Pictures should be left out when the listing below is repeated word for word.

___

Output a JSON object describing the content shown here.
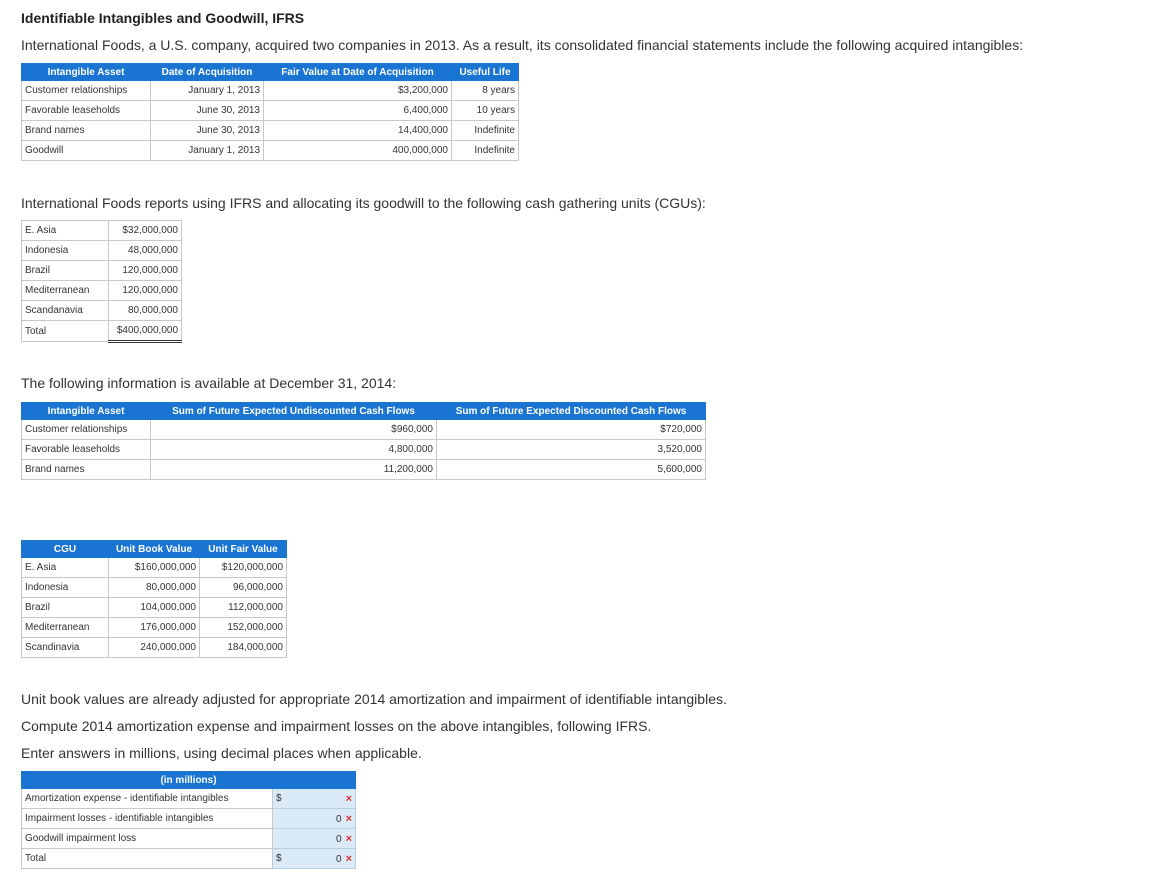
{
  "title": "Identifiable Intangibles and Goodwill, IFRS",
  "intro": "International Foods, a U.S. company, acquired two companies in 2013. As a result, its consolidated financial statements include the following acquired intangibles:",
  "table1": {
    "headers": [
      "Intangible Asset",
      "Date of Acquisition",
      "Fair Value at Date of Acquisition",
      "Useful Life"
    ],
    "rows": [
      [
        "Customer relationships",
        "January 1, 2013",
        "$3,200,000",
        "8 years"
      ],
      [
        "Favorable leaseholds",
        "June 30, 2013",
        "6,400,000",
        "10 years"
      ],
      [
        "Brand names",
        "June 30, 2013",
        "14,400,000",
        "Indefinite"
      ],
      [
        "Goodwill",
        "January 1, 2013",
        "400,000,000",
        "Indefinite"
      ]
    ]
  },
  "cgu_intro": "International Foods reports using IFRS and allocating its goodwill to the following cash gathering units (CGUs):",
  "table2": {
    "rows": [
      [
        "E. Asia",
        "$32,000,000"
      ],
      [
        "Indonesia",
        "48,000,000"
      ],
      [
        "Brazil",
        "120,000,000"
      ],
      [
        "Mediterranean",
        "120,000,000"
      ],
      [
        "Scandanavia",
        "80,000,000"
      ]
    ],
    "total_label": "Total",
    "total_value": "$400,000,000"
  },
  "dec_intro": "The following information is available at December 31, 2014:",
  "table3": {
    "headers": [
      "Intangible Asset",
      "Sum of Future Expected Undiscounted Cash Flows",
      "Sum of Future Expected Discounted Cash Flows"
    ],
    "rows": [
      [
        "Customer relationships",
        "$960,000",
        "$720,000"
      ],
      [
        "Favorable leaseholds",
        "4,800,000",
        "3,520,000"
      ],
      [
        "Brand names",
        "11,200,000",
        "5,600,000"
      ]
    ]
  },
  "table4": {
    "headers": [
      "CGU",
      "Unit Book Value",
      "Unit Fair Value"
    ],
    "rows": [
      [
        "E. Asia",
        "$160,000,000",
        "$120,000,000"
      ],
      [
        "Indonesia",
        "80,000,000",
        "96,000,000"
      ],
      [
        "Brazil",
        "104,000,000",
        "112,000,000"
      ],
      [
        "Mediterranean",
        "176,000,000",
        "152,000,000"
      ],
      [
        "Scandinavia",
        "240,000,000",
        "184,000,000"
      ]
    ]
  },
  "note1": "Unit book values are already adjusted for appropriate 2014 amortization and impairment of identifiable intangibles.",
  "note2": "Compute 2014 amortization expense and impairment losses on the above intangibles, following IFRS.",
  "note3": "Enter answers in millions, using decimal places when applicable.",
  "answer": {
    "header": "(in millions)",
    "dollar": "$",
    "x_mark": "×",
    "rows": [
      {
        "label": "Amortization expense - identifiable intangibles",
        "value": ""
      },
      {
        "label": "Impairment losses - identifiable intangibles",
        "value": "0"
      },
      {
        "label": "Goodwill impairment loss",
        "value": "0"
      },
      {
        "label": "Total",
        "value": "0"
      }
    ]
  }
}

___

__SOLUTION TO THE PROBLEM__.
Output a JSON object describing the content shown here.
{
  "title": "Identifiable Intangibles and Goodwill, IFRS",
  "intro": "International Foods, a U.S. company, acquired two companies in 2013. As a result, its consolidated financial statements include the following acquired intangibles:",
  "table1": {
    "headers": [
      "Intangible Asset",
      "Date of Acquisition",
      "Fair Value at Date of Acquisition",
      "Useful Life"
    ],
    "rows": [
      [
        "Customer relationships",
        "January 1, 2013",
        "$3,200,000",
        "8 years"
      ],
      [
        "Favorable leaseholds",
        "June 30, 2013",
        "6,400,000",
        "10 years"
      ],
      [
        "Brand names",
        "June 30, 2013",
        "14,400,000",
        "Indefinite"
      ],
      [
        "Goodwill",
        "January 1, 2013",
        "400,000,000",
        "Indefinite"
      ]
    ]
  },
  "cgu_intro": "International Foods reports using IFRS and allocating its goodwill to the following cash gathering units (CGUs):",
  "table2": {
    "rows": [
      [
        "E. Asia",
        "$32,000,000"
      ],
      [
        "Indonesia",
        "48,000,000"
      ],
      [
        "Brazil",
        "120,000,000"
      ],
      [
        "Mediterranean",
        "120,000,000"
      ],
      [
        "Scandanavia",
        "80,000,000"
      ]
    ],
    "total_label": "Total",
    "total_value": "$400,000,000"
  },
  "dec_intro": "The following information is available at December 31, 2014:",
  "table3": {
    "headers": [
      "Intangible Asset",
      "Sum of Future Expected Undiscounted Cash Flows",
      "Sum of Future Expected Discounted Cash Flows"
    ],
    "rows": [
      [
        "Customer relationships",
        "$960,000",
        "$720,000"
      ],
      [
        "Favorable leaseholds",
        "4,800,000",
        "3,520,000"
      ],
      [
        "Brand names",
        "11,200,000",
        "5,600,000"
      ]
    ]
  },
  "table4": {
    "headers": [
      "CGU",
      "Unit Book Value",
      "Unit Fair Value"
    ],
    "rows": [
      [
        "E. Asia",
        "$160,000,000",
        "$120,000,000"
      ],
      [
        "Indonesia",
        "80,000,000",
        "96,000,000"
      ],
      [
        "Brazil",
        "104,000,000",
        "112,000,000"
      ],
      [
        "Mediterranean",
        "176,000,000",
        "152,000,000"
      ],
      [
        "Scandinavia",
        "240,000,000",
        "184,000,000"
      ]
    ]
  },
  "note1": "Unit book values are already adjusted for appropriate 2014 amortization and impairment of identifiable intangibles.",
  "note2": "Compute 2014 amortization expense and impairment losses on the above intangibles, following IFRS.",
  "note3": "Enter answers in millions, using decimal places when applicable.",
  "answer": {
    "header": "(in millions)",
    "dollar": "$",
    "x_mark": "×",
    "rows": [
      {
        "label": "Amortization expense - identifiable intangibles",
        "value": ""
      },
      {
        "label": "Impairment losses - identifiable intangibles",
        "value": "0"
      },
      {
        "label": "Goodwill impairment loss",
        "value": "0"
      },
      {
        "label": "Total",
        "value": "0"
      }
    ]
  }
}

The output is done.